The above chart pretty well sums up Wall Street's manic behavior around the stock of SodaStream (NASDAQ: SODA). The company's shares have been up by as much as 200% twice in the past five years, and have then fallen precipitously each time. Meanwhile, SodaStream the company has continued to steadily grow revenue through its home carbonation devices.
The most recent turmoil in SodaStream shares is centered around the company's primary manufacturing facility in the West Bank and news that Coca-Cola has taken a large stake in Green Mountain Coffee Roasters. While these two developments have surely move the stock price downward recently, should long-term investors take notice?
Ongoing controversy in the West Bank
SodaStream has had its largest manufacturing plant in the West Bank for some time now, but recent media coverage surrounding brand ambassador Scarlett Johansson has brought the factory and its disputed location back into the spotlight once again. This has led to proposed boycotts by various political organizations. I'm not qualified to comment on the political situation surrounding this particular facility, but here are two articles with excellent investigative journalism from the The New York Times and Gawker to help formulate a personal opinion. What I do believe is that this particular factory may not be around much longer.
SodaStream has many facilities, but the primary sites, including the West Bank plant, total 275,000 square feet. The company is building a new factory in southern Israel that will be 915,000 square feet.
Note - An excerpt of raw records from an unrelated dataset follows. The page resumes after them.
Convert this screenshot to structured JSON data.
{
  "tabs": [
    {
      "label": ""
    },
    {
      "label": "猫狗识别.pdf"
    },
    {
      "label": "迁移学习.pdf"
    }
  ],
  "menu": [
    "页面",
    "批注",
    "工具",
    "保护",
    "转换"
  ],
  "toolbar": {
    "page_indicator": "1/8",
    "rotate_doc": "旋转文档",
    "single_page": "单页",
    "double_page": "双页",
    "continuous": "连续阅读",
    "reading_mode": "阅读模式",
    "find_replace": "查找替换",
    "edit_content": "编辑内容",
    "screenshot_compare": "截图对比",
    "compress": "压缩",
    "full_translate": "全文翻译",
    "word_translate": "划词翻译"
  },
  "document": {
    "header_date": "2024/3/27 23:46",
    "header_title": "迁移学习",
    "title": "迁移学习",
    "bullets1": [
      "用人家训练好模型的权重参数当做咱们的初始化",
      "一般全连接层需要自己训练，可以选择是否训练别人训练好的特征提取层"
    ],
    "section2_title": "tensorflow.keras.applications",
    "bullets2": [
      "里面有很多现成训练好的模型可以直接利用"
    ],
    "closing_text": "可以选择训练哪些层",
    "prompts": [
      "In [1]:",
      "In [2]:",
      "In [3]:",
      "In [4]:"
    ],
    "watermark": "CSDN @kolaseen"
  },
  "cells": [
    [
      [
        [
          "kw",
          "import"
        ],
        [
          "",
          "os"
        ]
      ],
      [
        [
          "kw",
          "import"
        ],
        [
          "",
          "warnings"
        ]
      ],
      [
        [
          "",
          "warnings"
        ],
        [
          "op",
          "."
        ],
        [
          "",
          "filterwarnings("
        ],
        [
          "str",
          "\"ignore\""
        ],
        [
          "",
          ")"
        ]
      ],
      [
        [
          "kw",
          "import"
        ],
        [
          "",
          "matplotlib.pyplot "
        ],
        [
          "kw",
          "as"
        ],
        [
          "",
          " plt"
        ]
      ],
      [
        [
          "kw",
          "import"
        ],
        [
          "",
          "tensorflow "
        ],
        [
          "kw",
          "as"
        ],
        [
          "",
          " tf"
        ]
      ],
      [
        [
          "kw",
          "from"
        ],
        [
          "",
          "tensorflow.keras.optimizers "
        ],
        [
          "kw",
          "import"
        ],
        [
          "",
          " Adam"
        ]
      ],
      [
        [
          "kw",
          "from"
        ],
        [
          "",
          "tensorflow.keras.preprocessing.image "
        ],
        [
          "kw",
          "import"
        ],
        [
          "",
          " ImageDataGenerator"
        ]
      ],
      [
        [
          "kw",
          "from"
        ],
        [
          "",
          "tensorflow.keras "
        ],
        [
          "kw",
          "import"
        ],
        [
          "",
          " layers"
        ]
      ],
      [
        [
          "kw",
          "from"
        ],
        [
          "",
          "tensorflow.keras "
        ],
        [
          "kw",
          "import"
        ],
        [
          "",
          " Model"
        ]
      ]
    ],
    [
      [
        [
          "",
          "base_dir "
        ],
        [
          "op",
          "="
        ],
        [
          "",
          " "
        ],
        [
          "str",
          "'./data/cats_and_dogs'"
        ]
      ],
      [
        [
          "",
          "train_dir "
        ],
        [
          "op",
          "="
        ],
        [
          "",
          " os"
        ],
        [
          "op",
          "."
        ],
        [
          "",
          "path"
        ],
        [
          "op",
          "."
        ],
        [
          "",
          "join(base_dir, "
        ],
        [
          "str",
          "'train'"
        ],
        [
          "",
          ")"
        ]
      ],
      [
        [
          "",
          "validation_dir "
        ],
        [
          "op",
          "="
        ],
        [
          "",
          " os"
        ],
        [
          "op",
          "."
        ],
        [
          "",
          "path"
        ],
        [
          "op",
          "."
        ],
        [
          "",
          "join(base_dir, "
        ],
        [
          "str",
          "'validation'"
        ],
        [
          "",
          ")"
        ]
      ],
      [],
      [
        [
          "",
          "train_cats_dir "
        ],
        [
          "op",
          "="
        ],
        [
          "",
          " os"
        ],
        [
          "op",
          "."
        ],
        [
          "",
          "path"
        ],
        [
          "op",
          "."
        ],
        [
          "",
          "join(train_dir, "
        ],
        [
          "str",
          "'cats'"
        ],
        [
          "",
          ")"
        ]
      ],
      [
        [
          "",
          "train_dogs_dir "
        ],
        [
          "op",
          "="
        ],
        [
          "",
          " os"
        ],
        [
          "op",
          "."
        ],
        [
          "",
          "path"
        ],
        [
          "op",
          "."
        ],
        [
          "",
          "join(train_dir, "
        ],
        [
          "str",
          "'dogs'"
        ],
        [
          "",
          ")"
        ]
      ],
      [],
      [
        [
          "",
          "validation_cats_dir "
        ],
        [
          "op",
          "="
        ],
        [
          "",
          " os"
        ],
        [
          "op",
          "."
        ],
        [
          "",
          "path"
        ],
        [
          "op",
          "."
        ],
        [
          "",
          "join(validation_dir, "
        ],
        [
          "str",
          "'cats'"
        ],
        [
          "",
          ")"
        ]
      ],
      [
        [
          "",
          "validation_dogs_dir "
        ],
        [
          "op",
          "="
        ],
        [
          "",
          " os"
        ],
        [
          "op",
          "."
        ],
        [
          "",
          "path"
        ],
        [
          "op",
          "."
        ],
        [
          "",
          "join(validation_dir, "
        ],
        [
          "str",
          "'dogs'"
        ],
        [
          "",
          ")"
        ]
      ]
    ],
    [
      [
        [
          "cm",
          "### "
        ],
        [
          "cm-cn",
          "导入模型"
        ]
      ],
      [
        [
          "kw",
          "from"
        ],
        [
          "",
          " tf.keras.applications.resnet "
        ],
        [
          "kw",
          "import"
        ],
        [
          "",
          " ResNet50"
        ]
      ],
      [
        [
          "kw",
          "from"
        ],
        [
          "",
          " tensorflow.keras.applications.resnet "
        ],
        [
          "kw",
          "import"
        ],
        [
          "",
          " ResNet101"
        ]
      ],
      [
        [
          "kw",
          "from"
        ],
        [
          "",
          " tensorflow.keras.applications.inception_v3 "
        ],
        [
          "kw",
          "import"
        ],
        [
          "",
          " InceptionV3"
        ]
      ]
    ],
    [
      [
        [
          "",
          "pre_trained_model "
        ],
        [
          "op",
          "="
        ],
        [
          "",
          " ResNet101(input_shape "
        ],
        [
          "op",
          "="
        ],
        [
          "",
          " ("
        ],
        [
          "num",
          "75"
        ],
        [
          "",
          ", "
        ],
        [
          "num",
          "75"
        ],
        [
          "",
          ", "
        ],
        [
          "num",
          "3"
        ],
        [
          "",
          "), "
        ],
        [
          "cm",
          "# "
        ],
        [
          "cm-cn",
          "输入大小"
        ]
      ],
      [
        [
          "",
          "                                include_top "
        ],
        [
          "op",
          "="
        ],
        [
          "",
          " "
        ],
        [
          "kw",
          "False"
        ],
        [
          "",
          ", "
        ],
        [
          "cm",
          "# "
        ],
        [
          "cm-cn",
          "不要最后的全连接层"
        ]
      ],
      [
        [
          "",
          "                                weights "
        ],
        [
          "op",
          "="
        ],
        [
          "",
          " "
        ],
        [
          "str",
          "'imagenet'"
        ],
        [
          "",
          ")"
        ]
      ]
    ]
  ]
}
This makes it three times bigger than all of the existing primary factories combined, and it's doubtful the company will want to keep these other facilities fully operational with that kind of capacity coming online over the next two years. In short, it's probable the West Bank factory won't be doing the majority of SodaStream's manufacturing in the near future.
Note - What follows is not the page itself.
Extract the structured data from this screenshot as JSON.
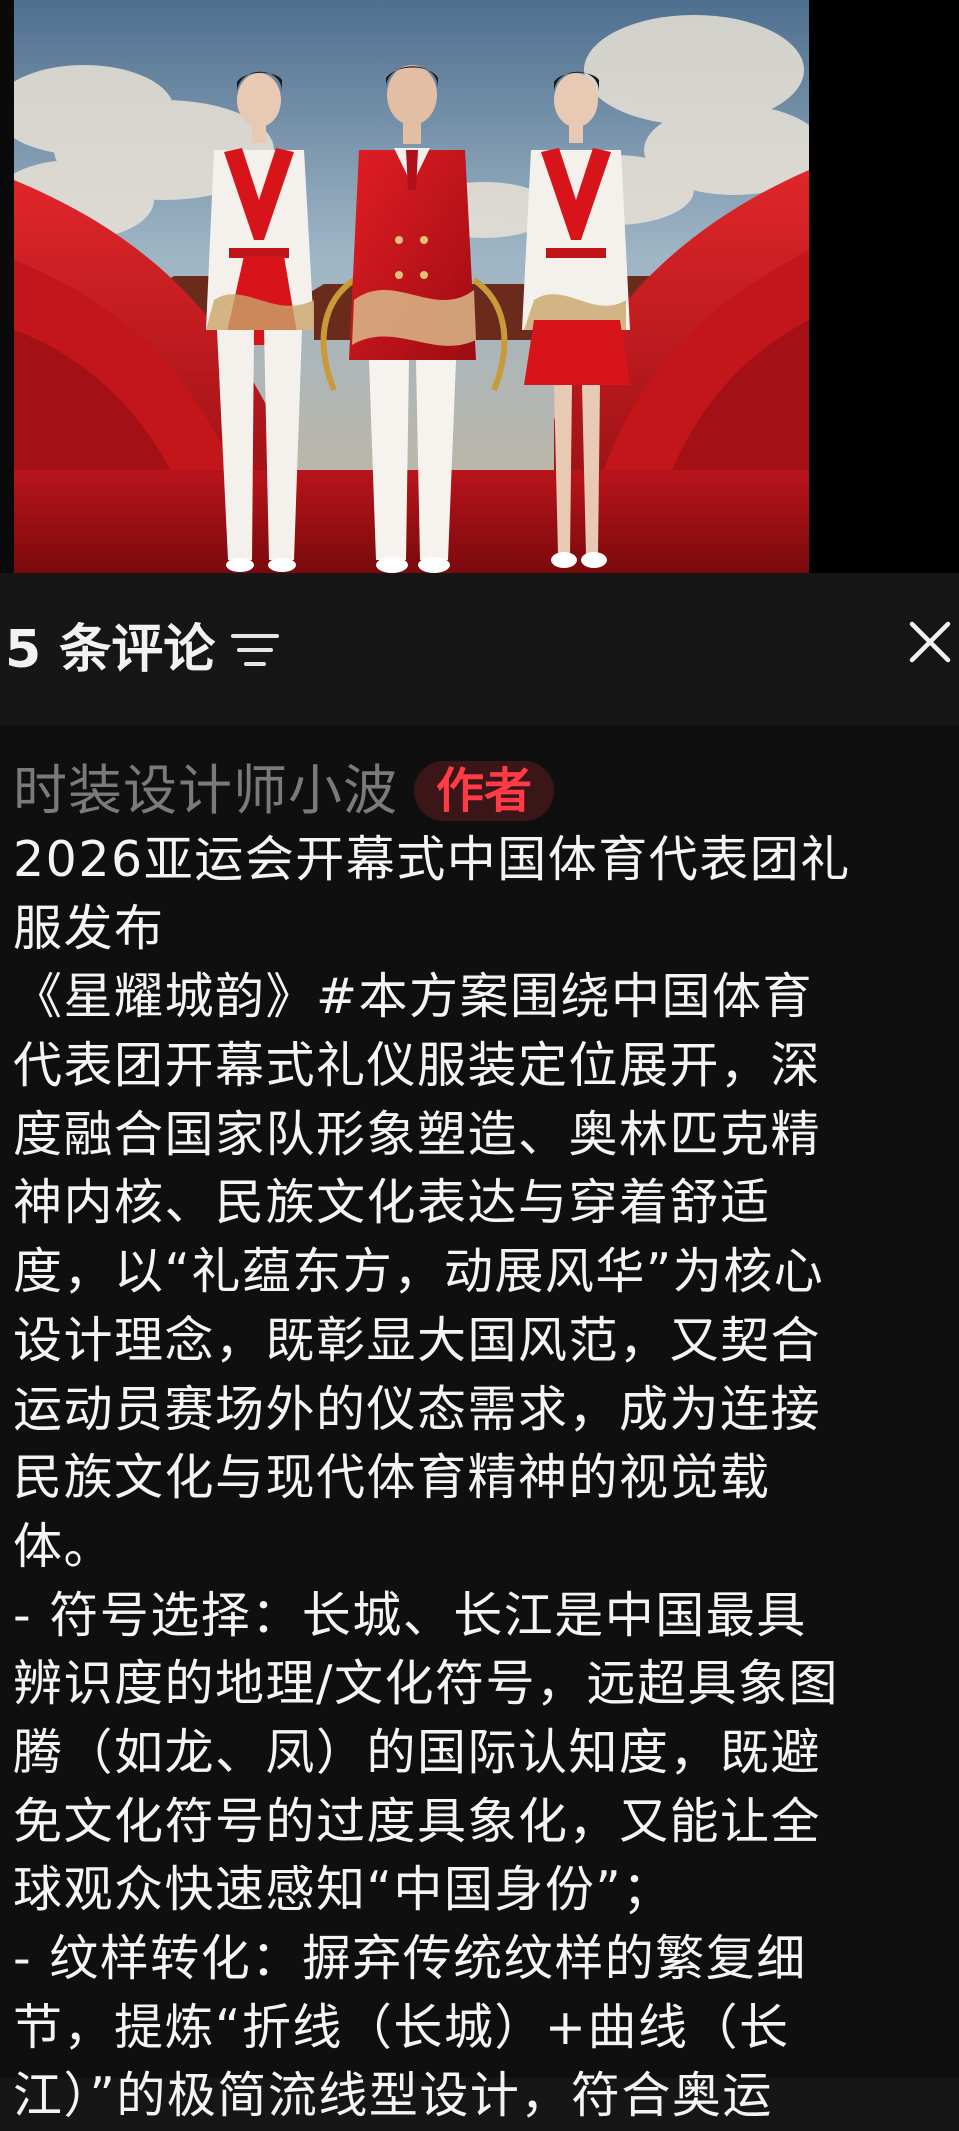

News: Coca-Cola and Green Mountain team up for at-home Coca-Cola pods
The key term above is "news"; the public has no clear idea what the product will look like, how it will be priced, and how it will perform. Is it good news or bad? I have no idea; that will depend on the customer reaction. Until it launches and customers reviews come in, it seems trivial to devote much time to speculating how this announcement will impact SodaStream.
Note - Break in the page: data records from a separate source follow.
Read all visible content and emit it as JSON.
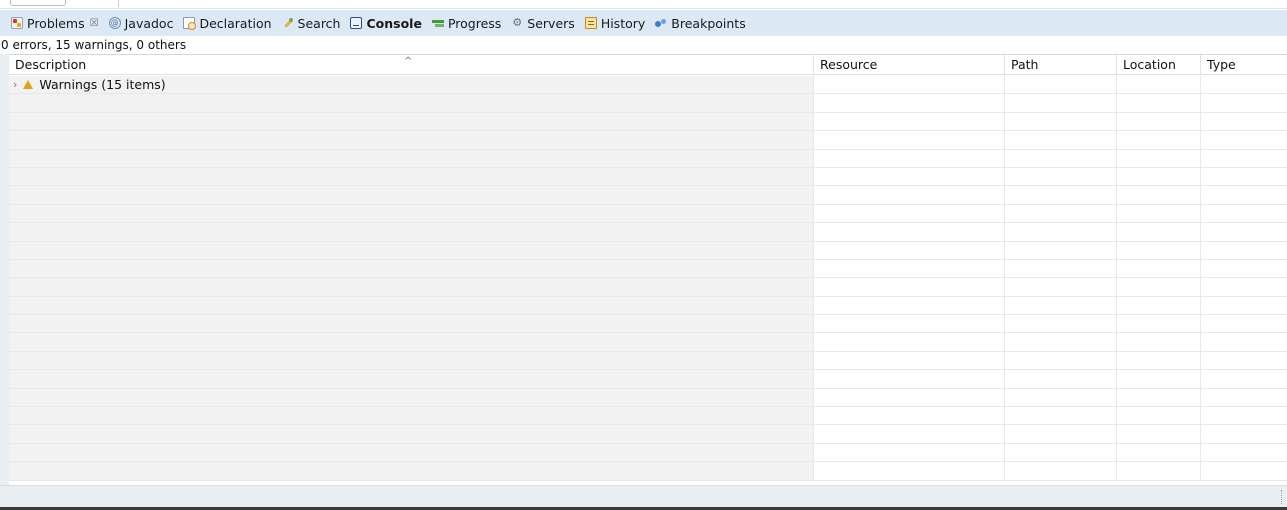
{
  "tabs": [
    {
      "label": "Problems",
      "icon": "problems-icon",
      "closable": true,
      "active": true
    },
    {
      "label": "Javadoc",
      "icon": "javadoc-icon"
    },
    {
      "label": "Declaration",
      "icon": "declaration-icon"
    },
    {
      "label": "Search",
      "icon": "search-icon"
    },
    {
      "label": "Console",
      "icon": "console-icon",
      "bold": true
    },
    {
      "label": "Progress",
      "icon": "progress-icon"
    },
    {
      "label": "Servers",
      "icon": "servers-icon"
    },
    {
      "label": "History",
      "icon": "history-icon"
    },
    {
      "label": "Breakpoints",
      "icon": "breakpoints-icon"
    }
  ],
  "tab_close_glyph": "☒",
  "summary": "0 errors, 15 warnings, 0 others",
  "table": {
    "columns": {
      "description": "Description",
      "resource": "Resource",
      "path": "Path",
      "location": "Location",
      "type": "Type"
    },
    "sort_column": "description",
    "sort_caret": "^",
    "warnings_group": {
      "label": "Warnings (15 items)",
      "expander": "›",
      "expanded": false
    },
    "empty_row_count": 21
  },
  "colors": {
    "tabbar_bg": "#dce9f5",
    "warning": "#e0a31a",
    "description_column_bg": "#f2f2f2"
  }
}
In the video below I'll go over the West Bank factory in detail, review the Coke deal, and give investors some insight into whether they should devote their valuable time to speculating on a possible PepsiCo stake in SodaStream.